– Regardless of the type of surgery to be performed, hydration is very important before and after surgery for safe recovery.
Aftercare and Recovery
Immediately after your pectoral implant surgery
Immediately after surgery your chest muscles may feel tight, and you will be sore and stiff. Your incisions will heal in approximately 14 days and the implant healing will be complete in about 6 weeks.
When the anesthesia wears off, you may have some pain. If the pain is extreme or long-lasting, contact your physician. You will also have some redness and swelling after the surgery. Contact your surgeon to find out if your pain, redness, and swelling are normal or a sign of a problem.
Recovery time frame after pectoral implants It is vitally important that you follow all patient care instructions provided by your surgeon. This will include information about wearing compression garments, care of your drains, taking an antibiotic if prescribed and the level and type of activity that is safe. Your surgeon will also provide detailed instructions about the normal symptoms you will experience and any potential signs of complications. It is important to realize that the amount of time it takes for recovery varies greatly among individuals.

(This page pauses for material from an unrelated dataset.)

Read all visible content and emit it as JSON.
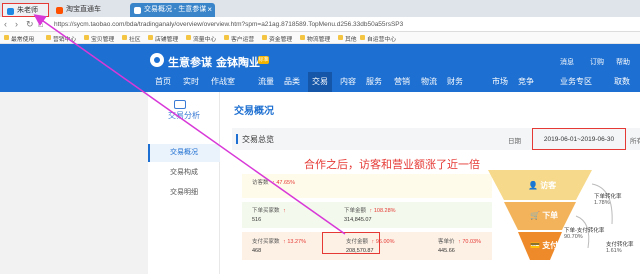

How Long Will the Results Last?
The results from pectoral implant surgery are long-lasting.
Limitations and Risks
– Adverse reaction to anesthesia
– Hematoma or seroma (an accumulation of blood under the skin that may require removal)
– Infection and bleeding
– Changes in sensation
– Allergic reactions
– Damage to underlying structures
– Unsatisfactory results that may necessitate additional procedures
Other risks specific to pectoral implant are outlined below:
– Movement of the implants
– Numbness in your chest or upper arm
– Muscle spasms